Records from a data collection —
____
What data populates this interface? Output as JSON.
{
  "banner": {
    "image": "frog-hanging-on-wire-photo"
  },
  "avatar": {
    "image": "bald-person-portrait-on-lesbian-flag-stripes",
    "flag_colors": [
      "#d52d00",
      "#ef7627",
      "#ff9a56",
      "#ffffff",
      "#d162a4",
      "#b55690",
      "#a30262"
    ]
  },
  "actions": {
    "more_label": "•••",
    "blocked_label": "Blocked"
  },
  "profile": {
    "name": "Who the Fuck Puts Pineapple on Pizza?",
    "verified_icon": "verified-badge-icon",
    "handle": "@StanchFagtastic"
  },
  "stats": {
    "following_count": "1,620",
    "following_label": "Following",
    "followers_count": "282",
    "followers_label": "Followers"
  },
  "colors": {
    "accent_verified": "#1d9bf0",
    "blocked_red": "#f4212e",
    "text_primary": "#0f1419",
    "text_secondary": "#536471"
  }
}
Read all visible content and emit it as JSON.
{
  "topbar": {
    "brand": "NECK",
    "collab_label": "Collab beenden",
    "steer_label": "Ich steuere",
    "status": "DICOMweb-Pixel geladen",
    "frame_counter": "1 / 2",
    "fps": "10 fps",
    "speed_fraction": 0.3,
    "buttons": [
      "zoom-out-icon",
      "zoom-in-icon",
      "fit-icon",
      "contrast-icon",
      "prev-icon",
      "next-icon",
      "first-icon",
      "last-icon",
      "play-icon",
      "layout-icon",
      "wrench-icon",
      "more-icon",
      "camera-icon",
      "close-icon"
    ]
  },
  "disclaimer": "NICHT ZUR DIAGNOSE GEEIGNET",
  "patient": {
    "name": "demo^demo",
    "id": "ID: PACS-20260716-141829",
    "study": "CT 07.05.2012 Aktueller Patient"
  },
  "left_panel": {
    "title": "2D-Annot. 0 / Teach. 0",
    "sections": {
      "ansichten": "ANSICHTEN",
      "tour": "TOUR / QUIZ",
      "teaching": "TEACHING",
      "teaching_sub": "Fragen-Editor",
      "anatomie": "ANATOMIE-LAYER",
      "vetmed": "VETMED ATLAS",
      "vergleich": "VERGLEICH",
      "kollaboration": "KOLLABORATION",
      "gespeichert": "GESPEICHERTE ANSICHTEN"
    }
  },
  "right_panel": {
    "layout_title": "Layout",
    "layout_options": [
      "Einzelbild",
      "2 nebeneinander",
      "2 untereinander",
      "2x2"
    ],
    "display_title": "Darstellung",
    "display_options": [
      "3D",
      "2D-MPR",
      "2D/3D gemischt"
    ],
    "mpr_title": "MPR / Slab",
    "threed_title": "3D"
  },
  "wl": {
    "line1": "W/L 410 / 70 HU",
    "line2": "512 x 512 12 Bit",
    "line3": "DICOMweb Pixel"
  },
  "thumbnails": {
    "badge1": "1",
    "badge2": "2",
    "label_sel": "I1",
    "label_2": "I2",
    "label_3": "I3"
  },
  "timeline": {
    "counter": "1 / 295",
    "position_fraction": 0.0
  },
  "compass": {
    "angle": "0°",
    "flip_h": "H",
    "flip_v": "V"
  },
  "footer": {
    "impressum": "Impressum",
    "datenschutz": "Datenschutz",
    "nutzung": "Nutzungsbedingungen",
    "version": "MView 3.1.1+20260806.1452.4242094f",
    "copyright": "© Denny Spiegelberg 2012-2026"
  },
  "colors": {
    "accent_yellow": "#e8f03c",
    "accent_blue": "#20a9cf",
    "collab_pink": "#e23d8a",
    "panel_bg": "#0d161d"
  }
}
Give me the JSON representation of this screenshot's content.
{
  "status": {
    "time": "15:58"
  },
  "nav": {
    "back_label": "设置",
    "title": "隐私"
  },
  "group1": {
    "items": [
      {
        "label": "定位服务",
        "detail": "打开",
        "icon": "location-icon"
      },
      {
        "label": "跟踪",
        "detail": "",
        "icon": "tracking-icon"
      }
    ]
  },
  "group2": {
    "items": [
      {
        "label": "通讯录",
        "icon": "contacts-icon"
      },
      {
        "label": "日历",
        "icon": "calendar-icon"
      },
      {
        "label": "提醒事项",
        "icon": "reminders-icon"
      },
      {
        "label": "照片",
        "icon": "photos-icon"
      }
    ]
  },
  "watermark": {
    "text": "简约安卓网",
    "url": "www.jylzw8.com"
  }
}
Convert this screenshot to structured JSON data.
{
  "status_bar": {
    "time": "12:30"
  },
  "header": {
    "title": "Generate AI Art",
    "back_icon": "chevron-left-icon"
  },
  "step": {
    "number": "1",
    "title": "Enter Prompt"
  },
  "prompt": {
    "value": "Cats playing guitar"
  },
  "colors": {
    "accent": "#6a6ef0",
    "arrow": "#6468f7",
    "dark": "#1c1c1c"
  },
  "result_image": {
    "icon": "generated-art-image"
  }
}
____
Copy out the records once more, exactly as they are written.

What data populates this interface? Output as JSON.
{
  "banner": {
    "image": "frog-hanging-on-wire-photo"
  },
  "avatar": {
    "image": "bald-person-portrait-on-lesbian-flag-stripes",
    "flag_colors": [
      "#d52d00",
      "#ef7627",
      "#ff9a56",
      "#ffffff",
      "#d162a4",
      "#b55690",
      "#a30262"
    ]
  },
  "actions": {
    "more_label": "•••",
    "blocked_label": "Blocked"
  },
  "profile": {
    "name": "Who the Fuck Puts Pineapple on Pizza?",
    "verified_icon": "verified-badge-icon",
    "handle": "@StanchFagtastic"
  },
  "stats": {
    "following_count": "1,620",
    "following_label": "Following",
    "followers_count": "282",
    "followers_label": "Followers"
  },
  "colors": {
    "accent_verified": "#1d9bf0",
    "blocked_red": "#f4212e",
    "text_primary": "#0f1419",
    "text_secondary": "#536471"
  }
}
Read all visible content and emit it as JSON.
{
  "topbar": {
    "brand": "NECK",
    "collab_label": "Collab beenden",
    "steer_label": "Ich steuere",
    "status": "DICOMweb-Pixel geladen",
    "frame_counter": "1 / 2",
    "fps": "10 fps",
    "speed_fraction": 0.3,
    "buttons": [
      "zoom-out-icon",
      "zoom-in-icon",
      "fit-icon",
      "contrast-icon",
      "prev-icon",
      "next-icon",
      "first-icon",
      "last-icon",
      "play-icon",
      "layout-icon",
      "wrench-icon",
      "more-icon",
      "camera-icon",
      "close-icon"
    ]
  },
  "disclaimer": "NICHT ZUR DIAGNOSE GEEIGNET",
  "patient": {
    "name": "demo^demo",
    "id": "ID: PACS-20260716-141829",
    "study": "CT 07.05.2012 Aktueller Patient"
  },
  "left_panel": {
    "title": "2D-Annot. 0 / Teach. 0",
    "sections": {
      "ansichten": "ANSICHTEN",
      "tour": "TOUR / QUIZ",
      "teaching": "TEACHING",
      "teaching_sub": "Fragen-Editor",
      "anatomie": "ANATOMIE-LAYER",
      "vetmed": "VETMED ATLAS",
      "vergleich": "VERGLEICH",
      "kollaboration": "KOLLABORATION",
      "gespeichert": "GESPEICHERTE ANSICHTEN"
    }
  },
  "right_panel": {
    "layout_title": "Layout",
    "layout_options": [
      "Einzelbild",
      "2 nebeneinander",
      "2 untereinander",
      "2x2"
    ],
    "display_title": "Darstellung",
    "display_options": [
      "3D",
      "2D-MPR",
      "2D/3D gemischt"
    ],
    "mpr_title": "MPR / Slab",
    "threed_title": "3D"
  },
  "wl": {
    "line1": "W/L 410 / 70 HU",
    "line2": "512 x 512 12 Bit",
    "line3": "DICOMweb Pixel"
  },
  "thumbnails": {
    "badge1": "1",
    "badge2": "2",
    "label_sel": "I1",
    "label_2": "I2",
    "label_3": "I3"
  },
  "timeline": {
    "counter": "1 / 295",
    "position_fraction": 0.0
  },
  "compass": {
    "angle": "0°",
    "flip_h": "H",
    "flip_v": "V"
  },
  "footer": {
    "impressum": "Impressum",
    "datenschutz": "Datenschutz",
    "nutzung": "Nutzungsbedingungen",
    "version": "MView 3.1.1+20260806.1452.4242094f",
    "copyright": "© Denny Spiegelberg 2012-2026"
  },
  "colors": {
    "accent_yellow": "#e8f03c",
    "accent_blue": "#20a9cf",
    "collab_pink": "#e23d8a",
    "panel_bg": "#0d161d"
  }
}
Give me the JSON representation of this screenshot's content.
{
  "status": {
    "time": "15:58"
  },
  "nav": {
    "back_label": "设置",
    "title": "隐私"
  },
  "group1": {
    "items": [
      {
        "label": "定位服务",
        "detail": "打开",
        "icon": "location-icon"
      },
      {
        "label": "跟踪",
        "detail": "",
        "icon": "tracking-icon"
      }
    ]
  },
  "group2": {
    "items": [
      {
        "label": "通讯录",
        "icon": "contacts-icon"
      },
      {
        "label": "日历",
        "icon": "calendar-icon"
      },
      {
        "label": "提醒事项",
        "icon": "reminders-icon"
      },
      {
        "label": "照片",
        "icon": "photos-icon"
      }
    ]
  },
  "watermark": {
    "text": "简约安卓网",
    "url": "www.jylzw8.com"
  }
}
Convert this screenshot to structured JSON data.
{
  "status_bar": {
    "time": "12:30"
  },
  "header": {
    "title": "Generate AI Art",
    "back_icon": "chevron-left-icon"
  },
  "step": {
    "number": "1",
    "title": "Enter Prompt"
  },
  "prompt": {
    "value": "Cats playing guitar"
  },
  "colors": {
    "accent": "#6a6ef0",
    "arrow": "#6468f7",
    "dark": "#1c1c1c"
  },
  "result_image": {
    "icon": "generated-art-image"
  }
}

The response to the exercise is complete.